It’s tough to say exactly what my initial motivation to start dipping was, but I guess that’s water under the bridge now anyway. Ultimately, I began dipping as a junior in college and continued, for nine years, to live everyday as a slave to Kodiak Long Cut. I had a couple failed quitting bids in that timeframe, neither of which lasted longer than three weeks or so. Outside of those brief windows, I can count on one hand the number of days that I didn’t pack a dip during those nine years.
I knew that it was, at best, a disgusting habit. I knew that it would, at worst, kill me in a profoundly slow and painful way. I had heard the cancer stories, seen the horrifying pictures that accompanied them, and was certainly well aware of the reality of tobacco’s impact on the human body. And yet, as we at KTC can all attest to, I couldn’t shake the grip that nicotine had over me.

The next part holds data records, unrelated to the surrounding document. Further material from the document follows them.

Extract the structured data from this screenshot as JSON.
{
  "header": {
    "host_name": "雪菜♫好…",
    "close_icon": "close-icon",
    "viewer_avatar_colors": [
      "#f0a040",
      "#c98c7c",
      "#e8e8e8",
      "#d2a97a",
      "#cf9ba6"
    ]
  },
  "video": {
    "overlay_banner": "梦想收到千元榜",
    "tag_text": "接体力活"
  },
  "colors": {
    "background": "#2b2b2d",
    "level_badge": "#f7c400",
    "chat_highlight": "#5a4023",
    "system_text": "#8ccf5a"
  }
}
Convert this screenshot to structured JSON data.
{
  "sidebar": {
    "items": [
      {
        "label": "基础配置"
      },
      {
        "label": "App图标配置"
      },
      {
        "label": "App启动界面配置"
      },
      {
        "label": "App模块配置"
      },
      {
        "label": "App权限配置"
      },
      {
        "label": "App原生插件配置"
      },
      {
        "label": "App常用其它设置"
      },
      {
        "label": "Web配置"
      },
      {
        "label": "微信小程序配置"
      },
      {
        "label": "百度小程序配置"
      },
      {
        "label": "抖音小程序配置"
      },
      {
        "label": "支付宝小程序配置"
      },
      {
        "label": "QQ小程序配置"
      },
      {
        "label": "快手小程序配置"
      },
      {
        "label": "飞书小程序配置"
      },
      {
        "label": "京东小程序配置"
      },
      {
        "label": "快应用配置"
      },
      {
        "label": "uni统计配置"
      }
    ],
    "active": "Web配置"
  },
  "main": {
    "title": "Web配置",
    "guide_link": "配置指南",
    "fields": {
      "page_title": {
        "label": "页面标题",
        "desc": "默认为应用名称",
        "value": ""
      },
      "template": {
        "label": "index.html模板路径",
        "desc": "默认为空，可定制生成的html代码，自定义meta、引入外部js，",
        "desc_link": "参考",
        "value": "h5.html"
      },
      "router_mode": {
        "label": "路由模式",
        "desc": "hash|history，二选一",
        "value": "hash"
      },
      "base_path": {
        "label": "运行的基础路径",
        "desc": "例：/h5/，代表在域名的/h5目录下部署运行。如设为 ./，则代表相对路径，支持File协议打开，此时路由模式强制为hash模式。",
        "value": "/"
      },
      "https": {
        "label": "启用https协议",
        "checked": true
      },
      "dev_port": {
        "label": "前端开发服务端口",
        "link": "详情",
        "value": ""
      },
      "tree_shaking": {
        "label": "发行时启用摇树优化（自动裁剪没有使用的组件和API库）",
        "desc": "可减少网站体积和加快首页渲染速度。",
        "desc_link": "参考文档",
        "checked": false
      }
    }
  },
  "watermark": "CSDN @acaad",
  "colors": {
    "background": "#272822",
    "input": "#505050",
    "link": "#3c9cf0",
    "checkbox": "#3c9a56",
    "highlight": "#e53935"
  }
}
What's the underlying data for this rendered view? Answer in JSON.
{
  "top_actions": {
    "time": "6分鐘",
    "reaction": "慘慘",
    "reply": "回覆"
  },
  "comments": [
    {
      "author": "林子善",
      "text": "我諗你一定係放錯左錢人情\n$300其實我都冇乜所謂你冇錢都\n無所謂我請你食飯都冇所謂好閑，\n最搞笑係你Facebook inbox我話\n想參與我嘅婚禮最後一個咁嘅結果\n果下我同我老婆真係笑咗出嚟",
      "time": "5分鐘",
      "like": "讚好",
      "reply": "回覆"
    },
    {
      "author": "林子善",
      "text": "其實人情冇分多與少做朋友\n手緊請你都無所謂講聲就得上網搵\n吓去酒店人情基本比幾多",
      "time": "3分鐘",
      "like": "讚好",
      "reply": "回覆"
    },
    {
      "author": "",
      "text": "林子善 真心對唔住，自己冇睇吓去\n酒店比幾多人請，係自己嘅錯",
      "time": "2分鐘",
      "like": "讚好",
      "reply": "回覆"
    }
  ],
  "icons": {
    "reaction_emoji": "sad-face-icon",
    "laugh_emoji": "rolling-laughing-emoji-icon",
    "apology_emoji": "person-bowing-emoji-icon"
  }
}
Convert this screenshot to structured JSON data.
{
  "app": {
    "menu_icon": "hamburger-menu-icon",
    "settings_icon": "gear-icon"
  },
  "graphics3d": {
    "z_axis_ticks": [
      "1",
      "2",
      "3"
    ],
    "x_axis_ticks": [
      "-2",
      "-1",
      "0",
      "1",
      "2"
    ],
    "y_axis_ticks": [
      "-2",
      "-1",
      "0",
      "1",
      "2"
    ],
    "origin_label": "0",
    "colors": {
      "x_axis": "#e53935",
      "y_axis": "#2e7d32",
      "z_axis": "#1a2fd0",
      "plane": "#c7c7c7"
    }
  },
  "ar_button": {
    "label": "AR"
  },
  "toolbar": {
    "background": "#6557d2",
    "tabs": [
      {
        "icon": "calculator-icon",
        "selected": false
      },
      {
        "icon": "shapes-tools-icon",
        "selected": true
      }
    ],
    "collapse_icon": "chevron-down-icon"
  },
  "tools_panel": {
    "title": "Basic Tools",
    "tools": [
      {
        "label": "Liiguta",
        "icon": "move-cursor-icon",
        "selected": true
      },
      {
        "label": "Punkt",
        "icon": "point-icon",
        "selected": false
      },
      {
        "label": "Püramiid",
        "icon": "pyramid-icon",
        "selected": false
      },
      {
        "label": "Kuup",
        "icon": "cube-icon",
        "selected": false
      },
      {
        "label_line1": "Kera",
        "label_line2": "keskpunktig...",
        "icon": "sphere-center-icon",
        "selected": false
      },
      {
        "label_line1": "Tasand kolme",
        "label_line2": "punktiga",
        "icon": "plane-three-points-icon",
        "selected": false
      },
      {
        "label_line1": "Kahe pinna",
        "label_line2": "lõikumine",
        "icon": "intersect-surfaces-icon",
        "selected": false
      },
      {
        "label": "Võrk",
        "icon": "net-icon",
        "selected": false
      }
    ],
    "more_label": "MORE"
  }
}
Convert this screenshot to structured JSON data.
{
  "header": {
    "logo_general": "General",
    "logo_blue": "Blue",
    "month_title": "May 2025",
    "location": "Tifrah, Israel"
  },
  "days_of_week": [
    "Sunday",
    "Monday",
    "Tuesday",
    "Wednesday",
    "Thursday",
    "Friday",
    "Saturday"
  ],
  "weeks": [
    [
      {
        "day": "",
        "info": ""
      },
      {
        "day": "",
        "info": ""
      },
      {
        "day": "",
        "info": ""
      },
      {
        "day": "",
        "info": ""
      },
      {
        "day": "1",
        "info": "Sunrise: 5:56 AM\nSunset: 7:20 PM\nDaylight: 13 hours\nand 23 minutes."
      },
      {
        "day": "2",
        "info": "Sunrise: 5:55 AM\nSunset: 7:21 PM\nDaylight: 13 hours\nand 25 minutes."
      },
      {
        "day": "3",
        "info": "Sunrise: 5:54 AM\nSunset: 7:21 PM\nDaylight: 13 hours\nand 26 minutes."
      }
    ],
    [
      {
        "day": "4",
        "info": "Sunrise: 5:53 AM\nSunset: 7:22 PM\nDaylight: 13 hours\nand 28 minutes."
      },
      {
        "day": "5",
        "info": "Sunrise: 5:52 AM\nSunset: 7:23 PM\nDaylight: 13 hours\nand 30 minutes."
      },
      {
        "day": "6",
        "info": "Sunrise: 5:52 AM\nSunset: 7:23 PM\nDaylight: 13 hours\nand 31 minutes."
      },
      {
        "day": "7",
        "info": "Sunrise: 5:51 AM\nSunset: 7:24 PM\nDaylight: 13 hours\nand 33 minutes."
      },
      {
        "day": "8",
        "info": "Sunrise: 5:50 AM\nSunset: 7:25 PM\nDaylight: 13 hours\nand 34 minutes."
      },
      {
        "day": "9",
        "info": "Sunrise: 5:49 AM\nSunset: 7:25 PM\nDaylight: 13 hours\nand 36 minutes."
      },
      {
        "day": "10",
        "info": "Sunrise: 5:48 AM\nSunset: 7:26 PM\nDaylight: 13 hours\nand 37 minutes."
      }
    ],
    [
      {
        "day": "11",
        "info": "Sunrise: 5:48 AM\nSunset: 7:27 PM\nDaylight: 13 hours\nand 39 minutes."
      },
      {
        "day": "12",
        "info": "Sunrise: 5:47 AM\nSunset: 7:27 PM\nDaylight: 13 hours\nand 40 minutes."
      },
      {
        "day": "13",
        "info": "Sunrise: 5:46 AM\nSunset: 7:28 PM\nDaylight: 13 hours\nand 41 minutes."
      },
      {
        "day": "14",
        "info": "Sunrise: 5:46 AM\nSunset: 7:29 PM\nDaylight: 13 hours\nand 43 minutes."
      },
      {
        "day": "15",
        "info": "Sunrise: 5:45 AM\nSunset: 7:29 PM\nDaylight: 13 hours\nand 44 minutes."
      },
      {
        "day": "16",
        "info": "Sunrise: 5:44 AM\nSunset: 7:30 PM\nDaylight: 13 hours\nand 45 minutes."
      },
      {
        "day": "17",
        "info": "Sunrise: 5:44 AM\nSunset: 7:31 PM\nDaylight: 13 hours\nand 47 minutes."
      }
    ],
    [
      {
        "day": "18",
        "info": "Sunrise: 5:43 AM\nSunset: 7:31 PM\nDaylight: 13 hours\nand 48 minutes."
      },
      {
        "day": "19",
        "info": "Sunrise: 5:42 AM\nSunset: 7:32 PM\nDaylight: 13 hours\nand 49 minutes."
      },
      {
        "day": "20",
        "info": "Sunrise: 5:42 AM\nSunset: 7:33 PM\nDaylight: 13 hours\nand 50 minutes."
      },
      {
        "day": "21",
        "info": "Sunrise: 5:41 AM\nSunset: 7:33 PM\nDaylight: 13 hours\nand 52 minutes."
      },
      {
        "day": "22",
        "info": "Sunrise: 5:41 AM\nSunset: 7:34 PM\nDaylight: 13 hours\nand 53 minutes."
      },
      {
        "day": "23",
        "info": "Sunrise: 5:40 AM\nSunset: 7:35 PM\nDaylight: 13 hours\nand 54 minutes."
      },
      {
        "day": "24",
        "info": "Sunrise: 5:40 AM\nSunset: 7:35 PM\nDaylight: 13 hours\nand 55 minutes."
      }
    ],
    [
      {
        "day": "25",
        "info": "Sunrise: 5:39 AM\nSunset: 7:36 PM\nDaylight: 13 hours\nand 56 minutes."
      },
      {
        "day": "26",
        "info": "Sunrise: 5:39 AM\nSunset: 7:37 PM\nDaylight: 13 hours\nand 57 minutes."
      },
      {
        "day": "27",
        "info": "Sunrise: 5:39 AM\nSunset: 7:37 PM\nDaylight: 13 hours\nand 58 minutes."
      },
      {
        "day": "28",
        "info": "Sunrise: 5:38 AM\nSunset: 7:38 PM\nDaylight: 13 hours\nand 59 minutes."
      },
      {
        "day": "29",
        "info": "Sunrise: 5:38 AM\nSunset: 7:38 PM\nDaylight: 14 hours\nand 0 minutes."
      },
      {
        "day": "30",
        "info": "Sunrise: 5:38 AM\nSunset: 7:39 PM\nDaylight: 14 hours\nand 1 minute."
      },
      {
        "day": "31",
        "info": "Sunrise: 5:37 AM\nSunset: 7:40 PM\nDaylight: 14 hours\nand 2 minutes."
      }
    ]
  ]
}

What was particularly troubling for me was that I was unable to quit despite having never known my grandfather because he died of lung cancer in 1977 from smoking cigarettes. My dad, with whom I’m very close, once shared a story with me about his dad when they were younger. They had a house on an island in Maine where they went every summer, and it was always regarded as a unique, special place in our family. At the end of one summer when my grandfather had been diagnosed with cancer, my father stood with his dad at the ferry landing on the island. As they waited for the ferry, it occurred to my father that these would be the last few minutes he would ever spend with his dad on the island. That thought on its own has always haunted me. Worse still, I could not bear the idea of my father having to bury his father AND his son because neither of them could quit tobacco.
This led, perhaps indirectly, to my “moment of clarity” this past June. Or perhaps “meltdown” would be a more appropriate term. In an emotional diatribe which my fiancée was kind enough to indulge, I poured everything out. All the guilt from years of abusing my teeth and gums, all the shame that accompanies failed attempts to quit, and so on and so forth. But most importantly, I expressed a resolute commitment to put the tin down forever (or can, whichever term you prefer). Since that evening, I haven’t touched anything containing nicotine. The support and accountability that KTC has provided has played a huge role in that.
It has not been an easy process, and I’m well aware that there will be more difficult times ahead. But I’ve got an amazing support system, both in my family as well as here at KTC, for which I am profoundly grateful. One day at a time, every damn day!